Yesterday Brady Forrest from O’Reilly Media led a great conversation on This Week in Google on on open mapping and the growing discussion around Google Maps versus OpenStreetMap. Of course Google’s new pricing came up as one of the driving factors behind companies like StreetEasy and foursquare switching to alternatives, but much of the conversation was also around the benefits of using open data - instead of proprietary - and the flexibility that allows.

One of the things that’s happening with OpenStreetMap is that people will start to look around and go, oh wait a minute, I’m going from free with Google Maps to suddenly I have to pay in some cases hundreds of thousands of dollars for it. Is there another option? And when they see OpenStreetMap suddenly they’re like oh, but I can have a little more control.

We were psyched for out tools to get a generous shout out as not only alternatives to Google Maps, but also open source tools that help people make better, custom maps.

But the people who are really going to capitalize on the switch to OpenStreetMap are Development Seed, which is a company working out of DC run by this guy Eric Gundersen, and that’s who StreetEasy and foursquare both used. I was chatting with him the other day, and it’s really, in the past year, the data has gotten better and the open stack has gotten better.
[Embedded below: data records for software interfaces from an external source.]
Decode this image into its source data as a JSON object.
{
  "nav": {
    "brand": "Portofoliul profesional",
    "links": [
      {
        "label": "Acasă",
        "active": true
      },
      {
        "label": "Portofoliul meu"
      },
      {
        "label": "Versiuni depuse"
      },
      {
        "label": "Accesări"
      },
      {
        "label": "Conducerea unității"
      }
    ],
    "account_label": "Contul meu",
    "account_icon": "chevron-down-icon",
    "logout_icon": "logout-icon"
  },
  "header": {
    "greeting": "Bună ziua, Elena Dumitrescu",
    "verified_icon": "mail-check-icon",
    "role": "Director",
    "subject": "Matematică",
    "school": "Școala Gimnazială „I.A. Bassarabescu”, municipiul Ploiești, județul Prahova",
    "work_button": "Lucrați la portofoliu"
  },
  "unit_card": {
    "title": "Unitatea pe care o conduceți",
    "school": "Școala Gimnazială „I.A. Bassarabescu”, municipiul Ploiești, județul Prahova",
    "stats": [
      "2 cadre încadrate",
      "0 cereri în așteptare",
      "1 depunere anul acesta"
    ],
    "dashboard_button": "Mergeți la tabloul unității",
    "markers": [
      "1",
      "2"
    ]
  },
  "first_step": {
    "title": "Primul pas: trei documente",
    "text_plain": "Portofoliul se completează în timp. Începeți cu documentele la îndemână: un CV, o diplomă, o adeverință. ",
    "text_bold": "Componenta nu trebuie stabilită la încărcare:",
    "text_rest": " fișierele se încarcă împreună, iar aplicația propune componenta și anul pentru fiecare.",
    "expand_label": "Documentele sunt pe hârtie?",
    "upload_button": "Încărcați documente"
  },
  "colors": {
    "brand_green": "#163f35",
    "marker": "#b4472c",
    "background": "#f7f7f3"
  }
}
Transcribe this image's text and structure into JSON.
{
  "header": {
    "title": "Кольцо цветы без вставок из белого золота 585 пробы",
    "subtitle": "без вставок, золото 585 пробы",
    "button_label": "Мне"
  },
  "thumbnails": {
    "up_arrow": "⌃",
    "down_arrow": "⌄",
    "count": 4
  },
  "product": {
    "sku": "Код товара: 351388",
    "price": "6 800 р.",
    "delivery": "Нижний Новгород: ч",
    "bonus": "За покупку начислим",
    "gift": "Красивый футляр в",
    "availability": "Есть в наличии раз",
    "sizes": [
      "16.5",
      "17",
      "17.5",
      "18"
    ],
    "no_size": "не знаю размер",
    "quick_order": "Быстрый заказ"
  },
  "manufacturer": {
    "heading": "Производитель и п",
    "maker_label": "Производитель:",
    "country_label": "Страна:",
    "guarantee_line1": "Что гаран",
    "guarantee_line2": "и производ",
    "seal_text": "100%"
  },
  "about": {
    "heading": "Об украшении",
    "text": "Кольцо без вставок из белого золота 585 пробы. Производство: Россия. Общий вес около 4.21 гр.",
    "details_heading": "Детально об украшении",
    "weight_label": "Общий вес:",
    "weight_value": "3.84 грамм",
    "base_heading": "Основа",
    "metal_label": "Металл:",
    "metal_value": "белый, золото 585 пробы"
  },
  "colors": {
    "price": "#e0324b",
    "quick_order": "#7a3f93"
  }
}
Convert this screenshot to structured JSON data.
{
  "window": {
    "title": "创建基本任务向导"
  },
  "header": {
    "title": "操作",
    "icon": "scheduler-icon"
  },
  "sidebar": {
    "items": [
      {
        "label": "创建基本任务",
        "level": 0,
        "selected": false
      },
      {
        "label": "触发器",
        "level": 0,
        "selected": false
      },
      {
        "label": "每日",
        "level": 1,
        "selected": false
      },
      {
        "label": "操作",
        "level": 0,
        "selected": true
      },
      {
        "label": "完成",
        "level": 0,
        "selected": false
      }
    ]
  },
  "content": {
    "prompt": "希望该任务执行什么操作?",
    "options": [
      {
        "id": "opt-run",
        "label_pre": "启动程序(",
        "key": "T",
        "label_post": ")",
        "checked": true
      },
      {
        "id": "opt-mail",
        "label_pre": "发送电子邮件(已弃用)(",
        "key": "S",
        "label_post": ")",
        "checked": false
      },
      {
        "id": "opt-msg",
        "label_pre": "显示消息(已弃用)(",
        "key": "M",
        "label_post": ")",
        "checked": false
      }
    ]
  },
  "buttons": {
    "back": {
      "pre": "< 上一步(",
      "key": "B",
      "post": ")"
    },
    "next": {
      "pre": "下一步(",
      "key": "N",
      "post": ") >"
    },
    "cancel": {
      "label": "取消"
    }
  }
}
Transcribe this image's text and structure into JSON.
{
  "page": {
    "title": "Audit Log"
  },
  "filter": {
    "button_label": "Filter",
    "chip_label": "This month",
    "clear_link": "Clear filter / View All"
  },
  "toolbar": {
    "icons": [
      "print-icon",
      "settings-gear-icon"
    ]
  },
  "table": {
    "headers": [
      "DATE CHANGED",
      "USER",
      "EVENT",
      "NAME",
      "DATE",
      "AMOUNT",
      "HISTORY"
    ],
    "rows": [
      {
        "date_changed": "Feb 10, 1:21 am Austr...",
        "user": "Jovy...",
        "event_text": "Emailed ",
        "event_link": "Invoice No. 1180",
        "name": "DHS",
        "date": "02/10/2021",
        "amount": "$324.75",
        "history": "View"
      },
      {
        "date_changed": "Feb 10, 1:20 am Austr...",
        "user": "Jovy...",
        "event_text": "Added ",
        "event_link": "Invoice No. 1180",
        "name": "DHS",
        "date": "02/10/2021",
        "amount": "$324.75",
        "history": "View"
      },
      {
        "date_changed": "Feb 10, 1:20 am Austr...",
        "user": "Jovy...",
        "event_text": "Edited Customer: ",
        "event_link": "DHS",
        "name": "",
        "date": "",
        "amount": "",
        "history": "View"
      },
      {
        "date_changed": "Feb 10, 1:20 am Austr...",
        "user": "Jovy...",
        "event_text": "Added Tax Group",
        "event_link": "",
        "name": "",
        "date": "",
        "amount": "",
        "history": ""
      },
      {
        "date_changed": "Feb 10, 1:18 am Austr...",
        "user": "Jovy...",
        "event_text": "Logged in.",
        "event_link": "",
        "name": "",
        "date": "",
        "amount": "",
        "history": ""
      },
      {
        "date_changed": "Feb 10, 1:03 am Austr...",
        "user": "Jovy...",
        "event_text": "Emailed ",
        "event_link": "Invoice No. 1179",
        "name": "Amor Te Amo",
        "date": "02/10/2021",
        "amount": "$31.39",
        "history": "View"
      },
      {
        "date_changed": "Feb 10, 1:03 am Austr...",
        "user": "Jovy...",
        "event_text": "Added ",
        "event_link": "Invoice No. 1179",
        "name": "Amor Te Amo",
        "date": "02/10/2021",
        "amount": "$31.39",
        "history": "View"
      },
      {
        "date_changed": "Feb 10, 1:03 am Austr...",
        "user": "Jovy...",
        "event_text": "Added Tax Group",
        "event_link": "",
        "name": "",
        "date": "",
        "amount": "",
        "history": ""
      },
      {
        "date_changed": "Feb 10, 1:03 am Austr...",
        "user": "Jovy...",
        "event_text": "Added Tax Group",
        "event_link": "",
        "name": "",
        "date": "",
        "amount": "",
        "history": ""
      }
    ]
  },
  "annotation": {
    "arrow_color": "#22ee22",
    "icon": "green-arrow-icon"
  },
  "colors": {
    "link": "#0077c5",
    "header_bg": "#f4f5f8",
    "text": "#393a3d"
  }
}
Leaflet is a JavaScript control for maps, MapBox is Development Seed’s product that they serve the maps from, and then TileMill which lets you make your own tiles.

You can watch the whole segment here, starting at the 48 minute mark.

We’re excited to be at the Where2.0 conference next month to talk more with folks about open geo data, how we’re helping improve OpenStreetMap data, and how to use our tools like TileMill, MapBox, and MapBox Streets. Eric and Tom will give a keynote presentation on designing fast and beautiful maps, and a workshop on making web maps with open source tools. We’ll post more details here on the conference in the coming weeks.